students working with the nasal airflow monitor

Research

The Linguistics Department at Cornell is a center for research in the core areas of theoretical linguistics—syntax, phonology, semantics, pragmatics and phonetics—as well as in the interdisciplinary fields of computational linguistics and historical linguistics. A distinctive feature of the departmental character is research at the various interfaces, such as phonetics-phonology, phonology-syntax and syntax-semantics.

Many of the faculty have expertise in particular language areas, ranging from Romance, Germanic and Slavic to Cheyenne; the department is a distinguished center for comparative linguistics. Members of the department are also involved in various interdepartmental activities with Computer Science, Psychology, Classics and Philosophy.

Graduate student Shohini Bhattasali presenting research

Computational Linguistics Lab

The Cornell Computational Linguistics Lab is a research and educational lab in the Department of Linguistics and the Faculty of Computing and Information. It's a venue for lab sessions of classes, computational dissertation research by grad students, undergraduate research projects and grant research. The Lab is part of a larger Natural Language Processing group at Cornell, including faculty and students in Computer Science, Psychology and Information Science. Some computational work is also done on hardware at the Department of Computer Science and the Center for Advanced Computing.

Computational Psycholinguistic Discussions

Faculty and students in the Computational Psycholinguistic Discussions research group (C.Psyd) are interested in the intersection of computational linguistics and psycholinguistics. By building computational models to predict human language processing behavior (e.g., reading times), we can study the linguistic features that impact human processing decisions. Relatedly, C.Psyd members use psycholinguistic techniques to study the strategies used by neural networks to produce high accuracy in different language contexts, which gives us insights as to when different strategies might be employed by humans.

Linguistic Meaning Lab

At the Linguistic Meaning (LiMe) Lab we investigate the complex process by which humans assign meaning to utterances. To do so, we combine insights from linguistic theory and cognitive science more broadly with experimental and computational methods. Contact: haparicio@cornell.edu.

Student in sound booth

Phonetics Lab

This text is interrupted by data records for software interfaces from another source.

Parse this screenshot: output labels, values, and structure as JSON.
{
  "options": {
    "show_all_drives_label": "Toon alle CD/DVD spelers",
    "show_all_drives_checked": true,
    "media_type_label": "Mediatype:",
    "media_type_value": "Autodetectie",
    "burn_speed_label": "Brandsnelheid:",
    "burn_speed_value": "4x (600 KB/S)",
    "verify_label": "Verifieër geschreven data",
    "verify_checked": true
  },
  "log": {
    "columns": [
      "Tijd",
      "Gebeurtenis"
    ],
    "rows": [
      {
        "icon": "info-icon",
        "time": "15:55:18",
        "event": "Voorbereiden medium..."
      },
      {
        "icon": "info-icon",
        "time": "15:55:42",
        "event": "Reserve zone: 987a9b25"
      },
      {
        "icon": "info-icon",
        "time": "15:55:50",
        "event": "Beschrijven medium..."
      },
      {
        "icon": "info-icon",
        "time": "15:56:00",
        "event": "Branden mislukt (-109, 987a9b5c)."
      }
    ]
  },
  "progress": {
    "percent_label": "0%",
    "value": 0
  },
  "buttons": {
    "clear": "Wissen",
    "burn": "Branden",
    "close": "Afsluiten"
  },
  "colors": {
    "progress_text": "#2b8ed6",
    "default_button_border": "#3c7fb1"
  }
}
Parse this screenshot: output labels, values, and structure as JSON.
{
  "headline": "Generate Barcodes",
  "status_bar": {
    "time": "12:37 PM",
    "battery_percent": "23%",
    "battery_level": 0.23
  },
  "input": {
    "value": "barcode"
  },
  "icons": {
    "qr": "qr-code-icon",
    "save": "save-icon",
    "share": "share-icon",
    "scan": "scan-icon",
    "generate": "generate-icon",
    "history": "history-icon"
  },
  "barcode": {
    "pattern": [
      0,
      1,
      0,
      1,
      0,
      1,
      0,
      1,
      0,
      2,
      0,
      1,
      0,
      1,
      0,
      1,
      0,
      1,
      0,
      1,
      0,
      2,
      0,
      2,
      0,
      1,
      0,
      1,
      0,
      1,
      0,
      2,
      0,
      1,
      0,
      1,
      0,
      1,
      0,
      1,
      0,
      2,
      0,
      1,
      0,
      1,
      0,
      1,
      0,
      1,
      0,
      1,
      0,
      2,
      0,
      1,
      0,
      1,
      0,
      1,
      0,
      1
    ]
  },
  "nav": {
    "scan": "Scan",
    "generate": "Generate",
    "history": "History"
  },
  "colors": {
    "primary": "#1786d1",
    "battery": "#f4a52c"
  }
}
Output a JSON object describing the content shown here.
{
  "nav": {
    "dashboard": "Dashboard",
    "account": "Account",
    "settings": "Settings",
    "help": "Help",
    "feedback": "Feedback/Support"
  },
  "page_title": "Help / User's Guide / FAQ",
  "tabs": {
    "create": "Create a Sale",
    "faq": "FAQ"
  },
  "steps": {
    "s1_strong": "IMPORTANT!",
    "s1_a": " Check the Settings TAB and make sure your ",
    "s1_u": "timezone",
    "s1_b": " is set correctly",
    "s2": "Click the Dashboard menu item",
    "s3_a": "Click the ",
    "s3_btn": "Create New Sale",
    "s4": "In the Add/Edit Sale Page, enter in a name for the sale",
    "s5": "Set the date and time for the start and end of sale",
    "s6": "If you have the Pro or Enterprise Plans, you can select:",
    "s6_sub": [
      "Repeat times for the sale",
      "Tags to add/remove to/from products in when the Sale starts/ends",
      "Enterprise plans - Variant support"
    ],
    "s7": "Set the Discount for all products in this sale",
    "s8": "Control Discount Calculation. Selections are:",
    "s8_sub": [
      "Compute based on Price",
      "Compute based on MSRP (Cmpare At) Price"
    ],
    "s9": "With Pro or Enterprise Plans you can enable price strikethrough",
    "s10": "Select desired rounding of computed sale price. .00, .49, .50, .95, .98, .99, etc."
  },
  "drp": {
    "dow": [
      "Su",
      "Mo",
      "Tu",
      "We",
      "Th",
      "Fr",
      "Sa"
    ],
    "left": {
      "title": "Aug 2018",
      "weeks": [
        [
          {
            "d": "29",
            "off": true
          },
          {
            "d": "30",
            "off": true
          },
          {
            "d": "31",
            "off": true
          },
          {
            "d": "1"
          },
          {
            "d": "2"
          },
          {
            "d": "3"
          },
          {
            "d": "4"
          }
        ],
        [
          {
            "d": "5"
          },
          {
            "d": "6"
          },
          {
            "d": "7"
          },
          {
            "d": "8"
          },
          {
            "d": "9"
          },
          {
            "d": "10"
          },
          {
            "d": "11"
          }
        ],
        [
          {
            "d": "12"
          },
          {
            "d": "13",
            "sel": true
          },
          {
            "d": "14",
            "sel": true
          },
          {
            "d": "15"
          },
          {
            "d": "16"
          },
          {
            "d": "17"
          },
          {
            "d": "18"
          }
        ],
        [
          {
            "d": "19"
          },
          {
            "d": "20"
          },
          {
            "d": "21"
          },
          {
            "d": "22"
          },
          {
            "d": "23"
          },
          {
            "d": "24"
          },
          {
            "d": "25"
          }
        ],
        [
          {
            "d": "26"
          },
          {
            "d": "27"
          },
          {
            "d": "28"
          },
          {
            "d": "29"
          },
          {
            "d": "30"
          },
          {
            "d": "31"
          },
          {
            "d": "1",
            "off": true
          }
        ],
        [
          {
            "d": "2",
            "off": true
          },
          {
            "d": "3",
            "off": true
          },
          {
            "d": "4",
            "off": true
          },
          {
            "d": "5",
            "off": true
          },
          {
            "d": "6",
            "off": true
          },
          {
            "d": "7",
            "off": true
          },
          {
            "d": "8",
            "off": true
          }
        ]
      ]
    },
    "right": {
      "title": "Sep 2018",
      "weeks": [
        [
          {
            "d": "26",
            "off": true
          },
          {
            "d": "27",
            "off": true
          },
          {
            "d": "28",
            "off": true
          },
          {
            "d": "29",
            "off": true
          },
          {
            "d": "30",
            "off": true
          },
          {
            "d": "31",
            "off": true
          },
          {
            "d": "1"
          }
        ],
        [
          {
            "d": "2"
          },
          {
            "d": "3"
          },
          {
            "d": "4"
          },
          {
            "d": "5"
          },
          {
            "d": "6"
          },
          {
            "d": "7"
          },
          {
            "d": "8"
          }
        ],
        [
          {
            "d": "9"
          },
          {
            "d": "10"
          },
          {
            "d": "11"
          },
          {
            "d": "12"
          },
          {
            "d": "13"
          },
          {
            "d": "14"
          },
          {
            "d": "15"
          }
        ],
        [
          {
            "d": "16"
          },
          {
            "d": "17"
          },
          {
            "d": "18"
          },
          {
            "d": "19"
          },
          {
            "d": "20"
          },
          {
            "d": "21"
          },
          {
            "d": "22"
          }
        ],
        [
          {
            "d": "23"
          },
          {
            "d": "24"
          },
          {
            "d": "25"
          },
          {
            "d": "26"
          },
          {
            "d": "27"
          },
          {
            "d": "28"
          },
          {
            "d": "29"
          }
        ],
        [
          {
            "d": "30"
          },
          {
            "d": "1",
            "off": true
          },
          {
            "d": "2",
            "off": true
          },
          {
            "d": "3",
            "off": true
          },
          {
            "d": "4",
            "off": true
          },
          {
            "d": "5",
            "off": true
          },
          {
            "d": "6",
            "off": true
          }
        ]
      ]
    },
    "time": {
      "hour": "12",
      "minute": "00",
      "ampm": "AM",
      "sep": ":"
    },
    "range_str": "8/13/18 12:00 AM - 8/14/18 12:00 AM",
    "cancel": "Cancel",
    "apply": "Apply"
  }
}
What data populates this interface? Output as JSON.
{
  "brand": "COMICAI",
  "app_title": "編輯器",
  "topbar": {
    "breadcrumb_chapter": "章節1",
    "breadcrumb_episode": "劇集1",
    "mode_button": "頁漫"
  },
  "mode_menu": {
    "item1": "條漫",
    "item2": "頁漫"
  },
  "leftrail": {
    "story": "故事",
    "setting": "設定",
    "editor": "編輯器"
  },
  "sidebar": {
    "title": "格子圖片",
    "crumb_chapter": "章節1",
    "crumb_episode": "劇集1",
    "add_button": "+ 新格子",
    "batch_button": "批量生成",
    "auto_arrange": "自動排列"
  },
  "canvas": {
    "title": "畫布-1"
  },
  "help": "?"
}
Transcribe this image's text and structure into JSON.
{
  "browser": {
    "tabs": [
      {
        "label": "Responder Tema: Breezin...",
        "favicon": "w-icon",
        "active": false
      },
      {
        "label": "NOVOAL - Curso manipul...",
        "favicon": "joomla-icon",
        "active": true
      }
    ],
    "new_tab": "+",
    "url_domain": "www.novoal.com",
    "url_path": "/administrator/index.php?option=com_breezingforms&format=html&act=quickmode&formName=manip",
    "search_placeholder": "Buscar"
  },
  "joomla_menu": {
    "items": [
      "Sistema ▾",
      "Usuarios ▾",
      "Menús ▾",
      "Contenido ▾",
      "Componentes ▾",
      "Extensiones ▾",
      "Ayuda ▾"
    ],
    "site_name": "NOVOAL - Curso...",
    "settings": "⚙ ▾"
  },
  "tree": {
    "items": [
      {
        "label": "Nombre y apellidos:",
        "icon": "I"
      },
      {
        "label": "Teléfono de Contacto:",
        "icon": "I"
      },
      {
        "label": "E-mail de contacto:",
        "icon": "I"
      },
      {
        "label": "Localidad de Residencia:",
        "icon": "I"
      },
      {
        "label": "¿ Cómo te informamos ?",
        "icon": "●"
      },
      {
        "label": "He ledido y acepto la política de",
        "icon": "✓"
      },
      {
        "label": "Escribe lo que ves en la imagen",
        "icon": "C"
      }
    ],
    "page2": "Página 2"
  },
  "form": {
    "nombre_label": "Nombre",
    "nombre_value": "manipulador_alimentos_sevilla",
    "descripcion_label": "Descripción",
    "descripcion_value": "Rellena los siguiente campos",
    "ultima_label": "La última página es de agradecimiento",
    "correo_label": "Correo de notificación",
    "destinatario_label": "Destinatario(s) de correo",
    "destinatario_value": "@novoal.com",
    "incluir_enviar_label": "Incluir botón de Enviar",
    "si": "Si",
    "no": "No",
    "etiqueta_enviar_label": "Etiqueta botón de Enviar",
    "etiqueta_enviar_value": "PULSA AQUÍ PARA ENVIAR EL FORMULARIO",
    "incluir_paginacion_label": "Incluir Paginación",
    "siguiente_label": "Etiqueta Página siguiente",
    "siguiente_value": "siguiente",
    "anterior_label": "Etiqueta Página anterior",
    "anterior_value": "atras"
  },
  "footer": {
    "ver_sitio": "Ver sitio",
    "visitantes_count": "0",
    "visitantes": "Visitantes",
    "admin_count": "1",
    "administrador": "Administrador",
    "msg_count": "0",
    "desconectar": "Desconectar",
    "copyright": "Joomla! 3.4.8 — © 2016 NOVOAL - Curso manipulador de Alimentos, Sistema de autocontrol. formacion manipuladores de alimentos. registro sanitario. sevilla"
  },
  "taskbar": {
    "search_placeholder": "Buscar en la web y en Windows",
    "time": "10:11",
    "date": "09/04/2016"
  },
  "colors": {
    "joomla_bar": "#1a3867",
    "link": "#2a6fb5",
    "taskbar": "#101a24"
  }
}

Speech is built on a relation between our perception of sound and the movements we make to speak. Students and faculty in the Cornell Phonetics Lab research various aspects of speech perception and production, aiming to understand how speech patterns emerge and evolve.